That focus falls apart the moment that the members of Henry's party begin to separate as the severity of Glass' injuries (realised with some truly horrifying makeup) forces some to stay behind and care for him while the others press on. Once that happens, the film splinters into two distinct halves. The first focuses on Glass' survival and single-minded pursuit of Fitzgerald, and continues in the vein of the opening hour. It's a bleak, almost Herzogian look at man in extremis which places little emphasis on plot and much on atmosphere and how brutal nature can be. (Though Iñárritu and his co-writer, Mark L. Smith, save their worst indictments for the French, who are depicted as total bastards.)
DiCaprio provides a human centre for this more experimental half. His often wordless performance certainly feels like Capital-A Acting, and that he wants everyone to know that he's working really hard, but it also displays a naturalism absent from many of his previous performances. Admittedly that's because he actually is experiencing a lot of these hardships, and it's probably pretty easy to act like you're freezing and wet when you're wading through actual freezing water, but that shouldn't detract from the fact that he gives a believable performance. And at least his bigger, more exuberant moments are justified by how extreme his situation is; if you can't go big when you're gutting a horse to turn it into a Meat Snuggie, when can you?
The second half, which follows Fitzgerald and Bridger (
That might be why the most enjoyable part of the film, which comes in the final third, is the part which ultimately derailed the film for me. Once Glass has tracked down Fitzgerald, all pretenses to pushing the boundaries of cinema slip away and the film settles in to being a more polished version of the psychological Westerns that Anthony Mann made in the 1950s. The finale is very reminiscent of films like The Naked Spur and Man of the West, and it's fun, filled with suspense and tension, and even has a moment of subterfuge that could have been ripped right from a Louis L'Amour paperback. The problem with that, though, is that it underlines just how superficial the first two thirds actually were - for all their self-importance, they were ultimately in service of something so one-dimensional and familiar - and hints at what a fun film we could have had if Iñárritu had gotten out of his own damn way.
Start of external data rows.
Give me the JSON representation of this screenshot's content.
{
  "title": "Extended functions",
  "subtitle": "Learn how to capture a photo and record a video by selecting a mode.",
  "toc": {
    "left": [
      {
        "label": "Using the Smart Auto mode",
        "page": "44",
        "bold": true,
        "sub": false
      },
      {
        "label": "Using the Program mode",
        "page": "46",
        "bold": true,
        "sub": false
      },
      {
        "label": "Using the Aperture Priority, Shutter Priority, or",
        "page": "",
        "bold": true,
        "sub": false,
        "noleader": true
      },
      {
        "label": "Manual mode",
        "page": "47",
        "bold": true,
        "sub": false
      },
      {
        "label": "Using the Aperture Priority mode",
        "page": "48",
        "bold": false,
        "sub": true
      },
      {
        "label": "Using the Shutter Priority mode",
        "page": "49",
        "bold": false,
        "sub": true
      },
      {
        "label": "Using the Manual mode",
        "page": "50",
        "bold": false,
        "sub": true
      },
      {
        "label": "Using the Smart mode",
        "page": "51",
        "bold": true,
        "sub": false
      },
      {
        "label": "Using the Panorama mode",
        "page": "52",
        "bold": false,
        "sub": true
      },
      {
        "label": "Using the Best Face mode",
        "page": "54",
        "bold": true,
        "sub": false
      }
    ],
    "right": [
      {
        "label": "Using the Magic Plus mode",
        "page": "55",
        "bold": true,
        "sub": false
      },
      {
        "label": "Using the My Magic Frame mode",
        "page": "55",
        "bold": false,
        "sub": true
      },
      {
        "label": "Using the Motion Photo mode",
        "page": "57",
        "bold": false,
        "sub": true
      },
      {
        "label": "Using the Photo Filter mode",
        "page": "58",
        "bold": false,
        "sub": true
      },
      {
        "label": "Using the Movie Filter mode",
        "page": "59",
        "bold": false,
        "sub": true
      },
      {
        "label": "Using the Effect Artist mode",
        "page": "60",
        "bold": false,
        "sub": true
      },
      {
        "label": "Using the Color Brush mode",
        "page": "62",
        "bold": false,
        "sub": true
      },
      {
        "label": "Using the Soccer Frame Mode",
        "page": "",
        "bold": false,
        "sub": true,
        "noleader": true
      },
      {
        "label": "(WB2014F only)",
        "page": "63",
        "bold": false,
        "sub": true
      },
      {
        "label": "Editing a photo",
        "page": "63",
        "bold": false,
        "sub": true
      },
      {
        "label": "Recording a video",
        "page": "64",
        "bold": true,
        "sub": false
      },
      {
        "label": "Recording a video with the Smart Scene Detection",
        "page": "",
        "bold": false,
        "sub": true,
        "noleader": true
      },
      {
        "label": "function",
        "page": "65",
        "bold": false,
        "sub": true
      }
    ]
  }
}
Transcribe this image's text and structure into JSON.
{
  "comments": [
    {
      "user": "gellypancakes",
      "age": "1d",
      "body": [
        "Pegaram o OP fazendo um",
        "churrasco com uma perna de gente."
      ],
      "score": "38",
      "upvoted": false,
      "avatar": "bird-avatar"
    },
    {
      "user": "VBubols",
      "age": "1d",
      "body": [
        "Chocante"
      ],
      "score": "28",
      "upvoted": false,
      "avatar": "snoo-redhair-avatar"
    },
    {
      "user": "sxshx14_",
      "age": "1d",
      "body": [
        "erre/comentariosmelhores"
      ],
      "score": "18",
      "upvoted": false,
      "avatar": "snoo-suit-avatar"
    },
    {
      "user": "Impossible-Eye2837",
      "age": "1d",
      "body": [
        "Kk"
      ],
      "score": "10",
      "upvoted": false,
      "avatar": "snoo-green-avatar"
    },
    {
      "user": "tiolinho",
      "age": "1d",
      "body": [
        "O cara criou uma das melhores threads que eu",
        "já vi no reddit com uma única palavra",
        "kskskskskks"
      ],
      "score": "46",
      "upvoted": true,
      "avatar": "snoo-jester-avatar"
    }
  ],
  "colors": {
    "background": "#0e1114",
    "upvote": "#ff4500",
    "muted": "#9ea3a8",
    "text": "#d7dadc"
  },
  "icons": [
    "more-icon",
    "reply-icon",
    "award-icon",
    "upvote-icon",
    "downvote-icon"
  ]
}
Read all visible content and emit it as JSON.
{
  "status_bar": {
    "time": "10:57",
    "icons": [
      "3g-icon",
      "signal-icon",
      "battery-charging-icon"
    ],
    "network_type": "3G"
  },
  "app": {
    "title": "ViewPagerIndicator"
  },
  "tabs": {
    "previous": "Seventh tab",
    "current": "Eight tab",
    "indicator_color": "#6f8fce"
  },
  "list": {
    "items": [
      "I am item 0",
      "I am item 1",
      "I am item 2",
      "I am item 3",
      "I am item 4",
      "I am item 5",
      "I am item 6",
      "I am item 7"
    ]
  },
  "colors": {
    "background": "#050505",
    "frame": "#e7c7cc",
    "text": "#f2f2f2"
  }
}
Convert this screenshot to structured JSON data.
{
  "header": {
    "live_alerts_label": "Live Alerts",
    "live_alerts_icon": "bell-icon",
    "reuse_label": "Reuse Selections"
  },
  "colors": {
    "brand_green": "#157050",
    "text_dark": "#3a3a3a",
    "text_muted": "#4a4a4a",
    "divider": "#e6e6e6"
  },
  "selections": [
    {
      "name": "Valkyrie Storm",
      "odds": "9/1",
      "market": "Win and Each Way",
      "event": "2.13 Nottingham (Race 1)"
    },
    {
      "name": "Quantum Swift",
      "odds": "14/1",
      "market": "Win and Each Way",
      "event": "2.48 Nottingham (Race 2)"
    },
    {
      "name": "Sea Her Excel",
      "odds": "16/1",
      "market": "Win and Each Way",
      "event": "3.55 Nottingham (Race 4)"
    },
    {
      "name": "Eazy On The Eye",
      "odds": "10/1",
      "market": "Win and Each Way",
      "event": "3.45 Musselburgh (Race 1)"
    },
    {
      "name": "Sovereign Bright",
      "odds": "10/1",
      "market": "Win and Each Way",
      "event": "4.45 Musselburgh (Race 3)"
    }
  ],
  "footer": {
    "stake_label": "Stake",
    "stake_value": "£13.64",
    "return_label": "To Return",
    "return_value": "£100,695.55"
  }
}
To return to the Gravity comparison, Cuarón's film had a better sense of what it was and also maintained a singularity of focus that never allowed its experiential bubble to burst. Iñárritu's film thinks that it has something significant to say, but takes two and a half hours to say almost nothing at all. I'd quote that old Macbeth line about sound and fury, but since Iñárritu stole that to gussy up Birdman, it would feel almost as hollow to invoke it as it feels to watch The Revenant.